[Extracted records]

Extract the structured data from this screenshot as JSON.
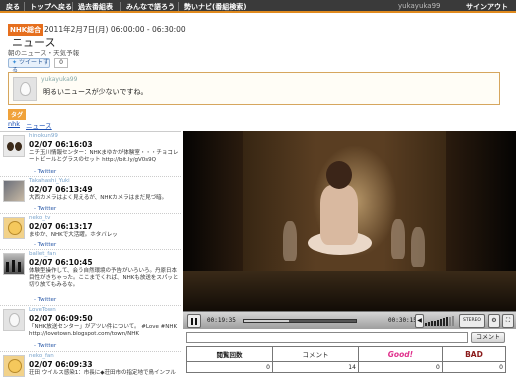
{
  "topnav": {
    "items": [
      "戻る",
      "トップへ戻る",
      "過去番組表",
      "みんなで語ろう",
      "勢いナビ(番組検索)"
    ],
    "user_name": "yukayuka99",
    "signout": "サインアウト"
  },
  "program": {
    "channel_badge": "NHK総合",
    "datetime": "2011年2月7日(月) 06:00:00 - 06:30:00",
    "title": "ニュース",
    "subtitle": "朝のニュース・天気予報",
    "tweet_button": "ツイートする",
    "tweet_count": "0"
  },
  "top_comment": {
    "user": "yukayuka99",
    "text": "明るいニュースが少ないですね。"
  },
  "tags": {
    "label": "タグ",
    "items": [
      "nhk",
      "ニュース"
    ]
  },
  "timeline": [
    {
      "user": "hinokun99",
      "time": "02/07 06:16:03",
      "text": "ニチ玉川情報センター：NHKまゆかが体験室・・・チョコレートビールとグラスのセット http://bit.ly/gV0s9Q",
      "source": "- Twitter"
    },
    {
      "user": "Takahashi_Yuki",
      "time": "02/07 06:13:49",
      "text": "大西カメラはよく見えるが、NHKカメラはまだ見づ暗。",
      "source": "- Twitter"
    },
    {
      "user": "neko_tv",
      "time": "02/07 06:13:17",
      "text": "まゆか、NHKで大活躍。ホタバレッ",
      "source": "- Twitter"
    },
    {
      "user": "ballet_fan",
      "time": "02/07 06:10:45",
      "text": "体験型操作して、会う自然環境の予告がいろいろ。丹原日本目性がきちゃった。ここまでくれば、NHKも放送をスパッと切り放てもみるな。",
      "source": "- Twitter"
    },
    {
      "user": "LoveTown",
      "time": "02/07 06:09:50",
      "text": "「NHK放送センター」がアツい件について。 #Love #NHK http://lovetown.blogspot.com/town/NHK",
      "source": "- Twitter"
    },
    {
      "user": "neko_fan",
      "time": "02/07 06:09:33",
      "text": "荘田 ウイルス感染1：市長に◆荘田市の指定地で鳥インフル",
      "source": ""
    }
  ],
  "player": {
    "current_time": "00:19:35",
    "total_time": "00:30:15",
    "progress": 0.4,
    "volume": 0.8,
    "stereo_label": "STEREO"
  },
  "comment_form": {
    "placeholder": "",
    "submit_label": "コメント"
  },
  "stats": {
    "headers": [
      "閲覧回数",
      "コメント",
      "Good!",
      "BAD"
    ],
    "values": [
      "0",
      "14",
      "0",
      "0"
    ]
  }
}
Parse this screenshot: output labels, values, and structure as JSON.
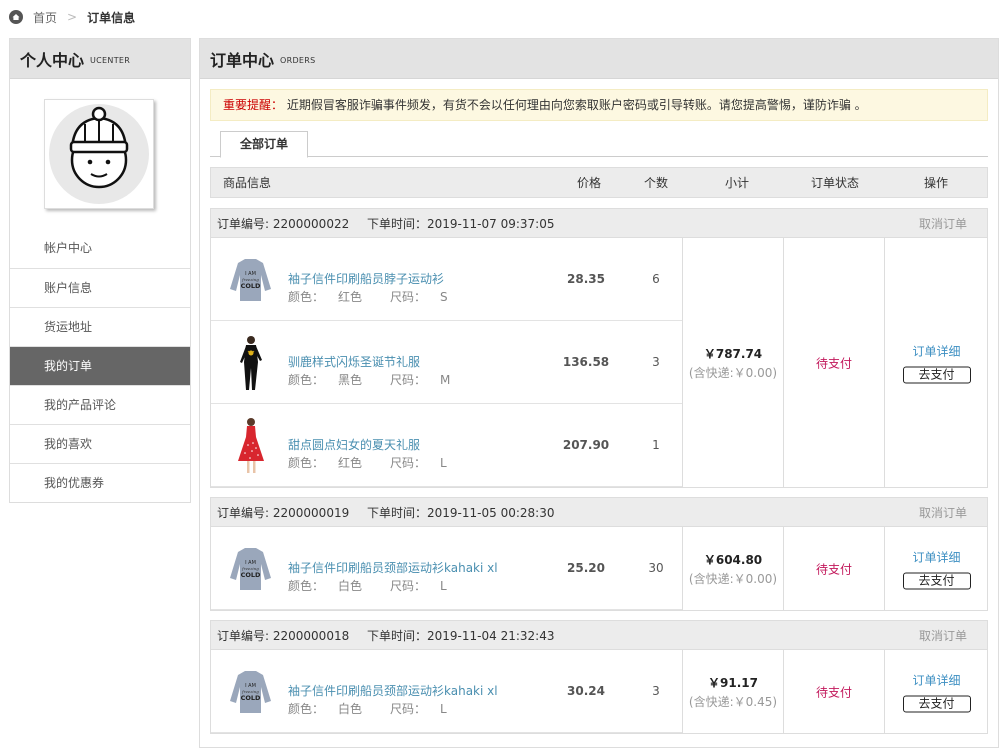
{
  "breadcrumb": {
    "home": "首页",
    "sep": ">",
    "current": "订单信息"
  },
  "sidebar": {
    "title": "个人中心",
    "subtitle": "UCENTER",
    "items": [
      {
        "label": "帐户中心"
      },
      {
        "label": "账户信息"
      },
      {
        "label": "货运地址"
      },
      {
        "label": "我的订单",
        "active": true
      },
      {
        "label": "我的产品评论"
      },
      {
        "label": "我的喜欢"
      },
      {
        "label": "我的优惠券"
      }
    ]
  },
  "main": {
    "title": "订单中心",
    "subtitle": "ORDERS",
    "notice_label": "重要提醒：",
    "notice_text": "近期假冒客服诈骗事件频发，有货不会以任何理由向您索取账户密码或引导转账。请您提高警惕，谨防诈骗 。",
    "tab": "全部订单",
    "columns": {
      "info": "商品信息",
      "price": "价格",
      "qty": "个数",
      "subtotal": "小计",
      "status": "订单状态",
      "op": "操作"
    }
  },
  "labels": {
    "order_no": "订单编号:",
    "order_time": "下单时间：",
    "cancel": "取消订单",
    "color": "颜色：",
    "size": "尺码：",
    "detail": "订单详细",
    "pay": "去支付"
  },
  "orders": [
    {
      "no": "2200000022",
      "time": "2019-11-07 09:37:05",
      "total": "￥787.74",
      "shipping": "(含快递:￥0.00)",
      "status": "待支付",
      "items": [
        {
          "name": "袖子信件印刷船员脖子运动衫",
          "color": "红色",
          "size": "S",
          "price": "28.35",
          "qty": "6",
          "image": "sweatshirt"
        },
        {
          "name": "驯鹿样式闪烁圣诞节礼服",
          "color": "黑色",
          "size": "M",
          "price": "136.58",
          "qty": "3",
          "image": "black-dress"
        },
        {
          "name": "甜点圆点妇女的夏天礼服",
          "color": "红色",
          "size": "L",
          "price": "207.90",
          "qty": "1",
          "image": "red-dress"
        }
      ]
    },
    {
      "no": "2200000019",
      "time": "2019-11-05 00:28:30",
      "total": "￥604.80",
      "shipping": "(含快递:￥0.00)",
      "status": "待支付",
      "items": [
        {
          "name": "袖子信件印刷船员颈部运动衫kahaki xl",
          "color": "白色",
          "size": "L",
          "price": "25.20",
          "qty": "30",
          "image": "sweatshirt"
        }
      ]
    },
    {
      "no": "2200000018",
      "time": "2019-11-04 21:32:43",
      "total": "￥91.17",
      "shipping": "(含快递:￥0.45)",
      "status": "待支付",
      "items": [
        {
          "name": "袖子信件印刷船员颈部运动衫kahaki xl",
          "color": "白色",
          "size": "L",
          "price": "30.24",
          "qty": "3",
          "image": "sweatshirt"
        }
      ]
    }
  ]
}
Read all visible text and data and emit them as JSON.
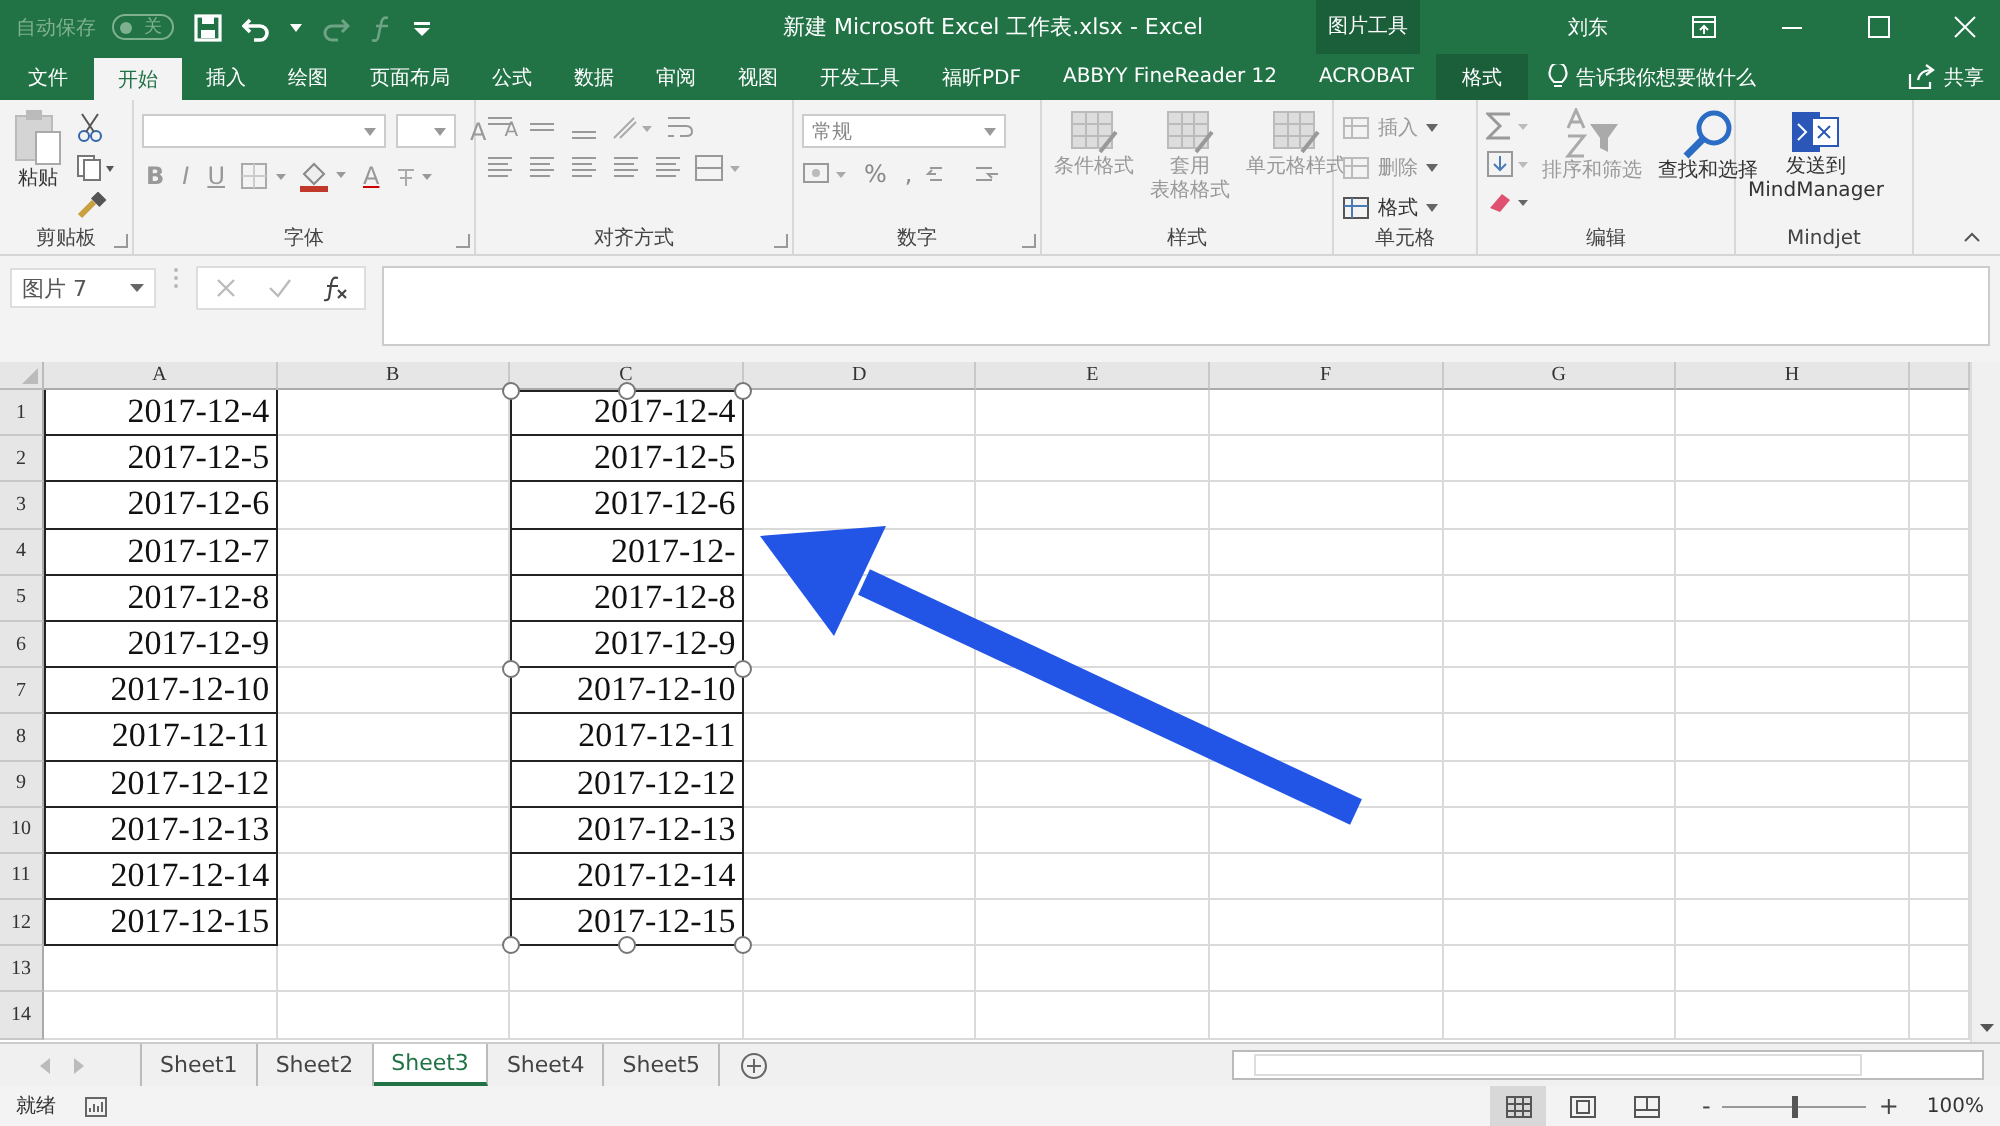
{
  "title_bar": {
    "autosave_label": "自动保存",
    "autosave_state": "关",
    "autosave_on": false,
    "title": "新建 Microsoft Excel 工作表.xlsx  -  Excel",
    "context_group": "图片工具",
    "user": "刘东"
  },
  "tabs": [
    {
      "label": "文件",
      "selected": false,
      "kind": "normal"
    },
    {
      "label": "开始",
      "selected": true,
      "kind": "normal"
    },
    {
      "label": "插入",
      "selected": false,
      "kind": "normal"
    },
    {
      "label": "绘图",
      "selected": false,
      "kind": "normal"
    },
    {
      "label": "页面布局",
      "selected": false,
      "kind": "normal"
    },
    {
      "label": "公式",
      "selected": false,
      "kind": "normal"
    },
    {
      "label": "数据",
      "selected": false,
      "kind": "normal"
    },
    {
      "label": "审阅",
      "selected": false,
      "kind": "normal"
    },
    {
      "label": "视图",
      "selected": false,
      "kind": "normal"
    },
    {
      "label": "开发工具",
      "selected": false,
      "kind": "normal"
    },
    {
      "label": "福昕PDF",
      "selected": false,
      "kind": "normal"
    },
    {
      "label": "ABBYY FineReader 12",
      "selected": false,
      "kind": "normal"
    },
    {
      "label": "ACROBAT",
      "selected": false,
      "kind": "normal"
    },
    {
      "label": "格式",
      "selected": false,
      "kind": "context"
    }
  ],
  "tell_me": "告诉我你想要做什么",
  "share": "共享",
  "ribbon": {
    "clipboard": {
      "paste": "粘贴",
      "label": "剪贴板"
    },
    "font": {
      "disabled": true,
      "grow": "A",
      "shrink": "A",
      "bold": "B",
      "italic": "I",
      "underline": "U",
      "font_color_label": "A",
      "label": "字体"
    },
    "alignment": {
      "label": "对齐方式"
    },
    "number": {
      "format": "常规",
      "percent": "%",
      "comma": ",",
      "label": "数字"
    },
    "styles": {
      "buttons": [
        {
          "lines": [
            "条件格式"
          ],
          "disabled": true
        },
        {
          "lines": [
            "套用",
            "表格格式"
          ],
          "disabled": true
        },
        {
          "lines": [
            "单元格样式"
          ],
          "disabled": true
        }
      ],
      "label": "样式"
    },
    "cells": {
      "buttons": [
        {
          "label": "插入",
          "disabled": true
        },
        {
          "label": "删除",
          "disabled": true
        },
        {
          "label": "格式",
          "disabled": false
        }
      ],
      "label": "单元格"
    },
    "editing": {
      "buttons": [
        {
          "lines": [
            "排序和筛选"
          ],
          "disabled": true
        },
        {
          "lines": [
            "查找和选择"
          ],
          "disabled": false
        }
      ],
      "label": "编辑"
    },
    "addin": {
      "lines": [
        "发送到",
        "MindManager"
      ],
      "label": "Mindjet"
    }
  },
  "formula_bar": {
    "name_box": "图片 7"
  },
  "grid": {
    "columns": [
      "A",
      "B",
      "C",
      "D",
      "E",
      "F",
      "G",
      "H"
    ],
    "rows": [
      {
        "number": "1",
        "a": "2017-12-4",
        "c": "2017-12-4"
      },
      {
        "number": "2",
        "a": "2017-12-5",
        "c": "2017-12-5"
      },
      {
        "number": "3",
        "a": "2017-12-6",
        "c": "2017-12-6"
      },
      {
        "number": "4",
        "a": "2017-12-7",
        "c": "2017-12-"
      },
      {
        "number": "5",
        "a": "2017-12-8",
        "c": "2017-12-8"
      },
      {
        "number": "6",
        "a": "2017-12-9",
        "c": "2017-12-9"
      },
      {
        "number": "7",
        "a": "2017-12-10",
        "c": "2017-12-10"
      },
      {
        "number": "8",
        "a": "2017-12-11",
        "c": "2017-12-11"
      },
      {
        "number": "9",
        "a": "2017-12-12",
        "c": "2017-12-12"
      },
      {
        "number": "10",
        "a": "2017-12-13",
        "c": "2017-12-13"
      },
      {
        "number": "11",
        "a": "2017-12-14",
        "c": "2017-12-14"
      },
      {
        "number": "12",
        "a": "2017-12-15",
        "c": "2017-12-15"
      },
      {
        "number": "13"
      },
      {
        "number": "14"
      }
    ]
  },
  "sheets": [
    {
      "label": "Sheet1",
      "selected": false
    },
    {
      "label": "Sheet2",
      "selected": false
    },
    {
      "label": "Sheet3",
      "selected": true
    },
    {
      "label": "Sheet4",
      "selected": false
    },
    {
      "label": "Sheet5",
      "selected": false
    }
  ],
  "status_bar": {
    "status": "就绪",
    "views": [
      {
        "kind": "normal",
        "selected": true
      },
      {
        "kind": "layout",
        "selected": false
      },
      {
        "kind": "break",
        "selected": false
      }
    ],
    "zoom_out": "-",
    "zoom_in": "+",
    "zoom": {
      "level": 0.5
    },
    "zoom_text": "100%"
  }
}
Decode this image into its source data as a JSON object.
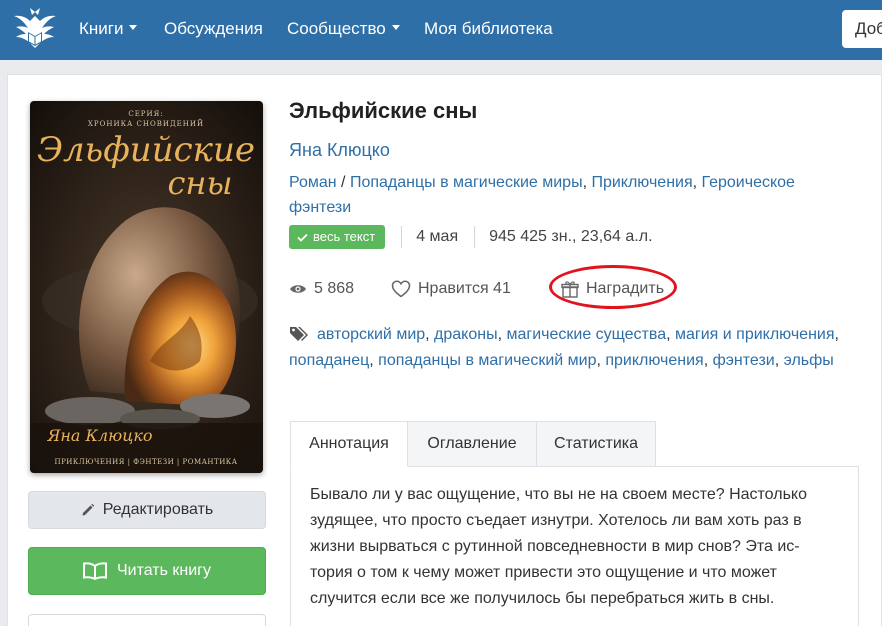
{
  "nav": {
    "items": [
      "Книги",
      "Обсуждения",
      "Сообщество",
      "Моя библиотека"
    ],
    "button_label": "Доб"
  },
  "cover": {
    "series_line1": "СЕРИЯ:",
    "series_line2": "ХРОНИКА СНОВИДЕНИЙ",
    "title_line1": "Эльфийские",
    "title_line2": "сны",
    "author": "Яна Клюцко",
    "genres": "ПРИКЛЮЧЕНИЯ | ФЭНТЕЗИ | РОМАНТИКА"
  },
  "buttons": {
    "edit_label": "Редактировать",
    "read_label": "Читать книгу"
  },
  "book": {
    "title": "Эльфийские сны",
    "author": "Яна Клюцко",
    "genre_type": "Роман",
    "genre_sep": " / ",
    "genres": [
      "Попаданцы в магические миры",
      "Приключения",
      "Героическое фэнтези"
    ],
    "status_badge": "весь текст",
    "date": "4 мая",
    "size": "945 425 зн., 23,64 а.л."
  },
  "stats": {
    "views": "5 868",
    "likes_label": "Нравится 41",
    "reward_label": "Наградить"
  },
  "tags": [
    "авторский мир",
    "драконы",
    "магические существа",
    "магия и приключения",
    "попаданец",
    "попаданцы в магический мир",
    "приключения",
    "фэнтези",
    "эльфы"
  ],
  "tabs": [
    "Аннотация",
    "Оглавление",
    "Статистика"
  ],
  "annotation": "Бывало ли у вас ощущение, что вы не на своем месте? Настолько зудящее, что просто съедает изнутри. Хотелось ли вам хоть раз в жизни вырваться с рутинной повседневности в мир снов? Эта ис-тория о том к чему может привести это ощущение и что может случится если все же получилось бы перебраться жить в сны.",
  "colors": {
    "navbar": "#2f6fa7",
    "link": "#2f6fa7",
    "success": "#5cb85c",
    "highlight": "#e0141e"
  }
}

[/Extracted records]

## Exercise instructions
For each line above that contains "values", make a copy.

## Reply
    "values": [
Parse this screenshot: output labels, values, and structure as JSON.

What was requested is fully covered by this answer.